In 2001, while living at the residence, Taft and a small group of natural resource-minded others came up with a landscape design for the residence property that depicted each of the five eco- regions or physiographic areas. With the help of OSU Extension Master Gardener volunteers, the gardens began to take shape.
Today, you can visit the governor’s residence and tour the natural areas of Ohio in a little over an hour. You also can learn about the stories behind the plants and about other natural resources located in these regions.
Here are the five areas and the associated features:
The Lake Plains is a narrow strip of land along the Lake Erie coast that broadens as you move toward northwest Ohio. Plants include prickly pear cactus, silverweed, blue lupines (exquisite when in bloom) and lakeside daisy (very few spots of these plants remain in the country).
The Glaciated Appalachian Plateau includes Mahoning County and much of Northeast Ohio. This area had one glacial event, as opposed to the four that occurred in the Till Plains. Plants include bayberry, striped maple, northern pitcher plant and cranberry.
The Till Plains consists of most of western Ohio, and since it was glaciated four times, it’s fairly flat with gentle rolls. Plants are typical prairie plants, including compass plant, prairie dock, purple coneflower and Sullivant’s milkweed.
The Unglaciated Appalachian Plateau is the area of southeast Ohio that was untouched by glaciers. Plants in this area include great rhododendron, bigleaf magnolia, wild columbine and flame azalea.
The Interior Low Plateau is also called the Bluegrass Region, and is a small area in southern Ohio along the Ohio River. This area was not impacted by glaciers and the plants are more like those found in the Kentucky Ozarks, including two very cool ones — the native passion flower and the crossvine.
Developing the land to host plants that represent each of the five regions was a challenge. The soils that support each of their plants had to be mimicked. Sand was brought in from the Oak Openings dunes (Toledo area) as well as the Headlands dunes (east of Cleveland, near Mentor).

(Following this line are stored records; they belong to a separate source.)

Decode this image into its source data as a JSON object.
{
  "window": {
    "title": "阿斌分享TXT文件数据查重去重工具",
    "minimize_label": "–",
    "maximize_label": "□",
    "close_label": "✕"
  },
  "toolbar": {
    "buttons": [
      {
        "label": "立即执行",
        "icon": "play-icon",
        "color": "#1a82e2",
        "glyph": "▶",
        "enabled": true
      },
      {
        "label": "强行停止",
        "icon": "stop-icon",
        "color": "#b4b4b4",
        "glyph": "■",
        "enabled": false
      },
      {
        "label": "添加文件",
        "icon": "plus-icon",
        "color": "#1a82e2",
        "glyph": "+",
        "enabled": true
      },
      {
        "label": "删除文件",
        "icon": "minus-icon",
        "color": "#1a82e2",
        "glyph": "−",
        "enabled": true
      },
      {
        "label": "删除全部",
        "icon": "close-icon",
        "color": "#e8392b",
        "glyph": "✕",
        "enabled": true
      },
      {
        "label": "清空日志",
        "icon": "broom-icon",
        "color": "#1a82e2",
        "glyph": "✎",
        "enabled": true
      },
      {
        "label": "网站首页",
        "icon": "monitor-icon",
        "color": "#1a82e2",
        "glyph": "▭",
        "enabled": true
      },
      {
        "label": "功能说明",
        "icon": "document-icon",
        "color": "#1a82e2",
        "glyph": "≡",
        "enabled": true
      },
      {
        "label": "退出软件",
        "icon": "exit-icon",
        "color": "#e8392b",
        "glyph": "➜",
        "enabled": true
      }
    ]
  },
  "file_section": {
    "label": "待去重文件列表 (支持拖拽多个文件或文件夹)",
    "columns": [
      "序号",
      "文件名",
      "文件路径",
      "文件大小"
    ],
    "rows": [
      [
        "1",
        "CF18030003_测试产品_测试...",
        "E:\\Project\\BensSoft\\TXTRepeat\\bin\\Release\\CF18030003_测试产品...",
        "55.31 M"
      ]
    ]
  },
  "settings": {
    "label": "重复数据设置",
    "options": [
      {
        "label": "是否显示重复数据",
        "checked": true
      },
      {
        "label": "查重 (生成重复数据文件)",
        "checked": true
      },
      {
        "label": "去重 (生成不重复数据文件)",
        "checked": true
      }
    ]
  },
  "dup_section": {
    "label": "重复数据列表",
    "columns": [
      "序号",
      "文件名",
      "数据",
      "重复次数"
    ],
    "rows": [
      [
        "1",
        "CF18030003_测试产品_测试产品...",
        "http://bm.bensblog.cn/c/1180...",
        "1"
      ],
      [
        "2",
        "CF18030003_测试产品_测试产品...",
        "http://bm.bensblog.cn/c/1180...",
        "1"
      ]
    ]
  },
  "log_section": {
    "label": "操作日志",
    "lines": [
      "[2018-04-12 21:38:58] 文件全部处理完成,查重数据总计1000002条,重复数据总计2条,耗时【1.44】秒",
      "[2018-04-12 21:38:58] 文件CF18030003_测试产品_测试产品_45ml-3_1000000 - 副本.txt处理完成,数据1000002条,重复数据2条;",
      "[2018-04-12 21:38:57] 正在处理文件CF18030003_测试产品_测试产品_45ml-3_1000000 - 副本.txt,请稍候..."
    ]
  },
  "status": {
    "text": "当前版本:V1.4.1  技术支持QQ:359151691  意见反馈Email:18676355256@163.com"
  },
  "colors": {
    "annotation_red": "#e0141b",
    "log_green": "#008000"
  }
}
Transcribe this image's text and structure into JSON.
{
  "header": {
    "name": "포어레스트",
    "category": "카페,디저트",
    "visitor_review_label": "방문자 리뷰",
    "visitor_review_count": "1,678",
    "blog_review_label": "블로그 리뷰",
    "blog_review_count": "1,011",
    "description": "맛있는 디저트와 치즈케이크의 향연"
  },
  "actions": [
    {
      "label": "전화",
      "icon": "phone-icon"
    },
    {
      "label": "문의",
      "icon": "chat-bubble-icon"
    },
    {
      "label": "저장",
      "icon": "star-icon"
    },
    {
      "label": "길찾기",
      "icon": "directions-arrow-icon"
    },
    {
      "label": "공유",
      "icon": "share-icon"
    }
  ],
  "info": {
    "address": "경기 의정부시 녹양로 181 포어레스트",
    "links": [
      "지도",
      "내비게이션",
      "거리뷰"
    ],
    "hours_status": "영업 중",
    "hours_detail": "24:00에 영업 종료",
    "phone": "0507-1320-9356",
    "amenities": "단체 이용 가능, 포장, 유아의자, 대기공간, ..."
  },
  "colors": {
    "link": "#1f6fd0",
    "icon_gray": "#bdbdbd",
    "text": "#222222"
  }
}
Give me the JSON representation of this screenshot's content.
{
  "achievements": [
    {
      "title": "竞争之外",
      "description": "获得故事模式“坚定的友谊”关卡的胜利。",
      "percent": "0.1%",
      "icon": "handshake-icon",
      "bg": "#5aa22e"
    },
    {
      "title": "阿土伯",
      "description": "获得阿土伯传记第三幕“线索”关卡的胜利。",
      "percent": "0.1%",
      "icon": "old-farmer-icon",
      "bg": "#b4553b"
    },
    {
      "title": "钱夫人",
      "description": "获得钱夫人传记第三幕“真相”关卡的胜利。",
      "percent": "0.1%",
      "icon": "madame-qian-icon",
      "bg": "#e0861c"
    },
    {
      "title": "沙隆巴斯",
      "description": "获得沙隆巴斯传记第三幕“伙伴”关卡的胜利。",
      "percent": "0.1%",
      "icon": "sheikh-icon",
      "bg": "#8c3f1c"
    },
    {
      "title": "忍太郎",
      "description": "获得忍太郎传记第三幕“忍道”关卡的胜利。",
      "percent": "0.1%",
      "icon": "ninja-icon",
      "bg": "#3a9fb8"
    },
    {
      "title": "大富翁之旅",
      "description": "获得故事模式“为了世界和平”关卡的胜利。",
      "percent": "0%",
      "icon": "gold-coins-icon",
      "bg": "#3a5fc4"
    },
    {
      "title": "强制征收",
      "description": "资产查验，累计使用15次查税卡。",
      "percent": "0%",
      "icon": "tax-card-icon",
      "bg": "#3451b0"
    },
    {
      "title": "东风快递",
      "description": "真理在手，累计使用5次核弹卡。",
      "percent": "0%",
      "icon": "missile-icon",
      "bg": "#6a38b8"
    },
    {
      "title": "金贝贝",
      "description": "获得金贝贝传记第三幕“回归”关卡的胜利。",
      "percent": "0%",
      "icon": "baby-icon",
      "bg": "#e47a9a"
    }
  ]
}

Learn more about our five eco-regions by touring the Governor’s Residence and Heritage Gardens. For tour information, go to the Friends of the Ohio Governor’s Residence and Heritage Garden website: www.fogrhg.org.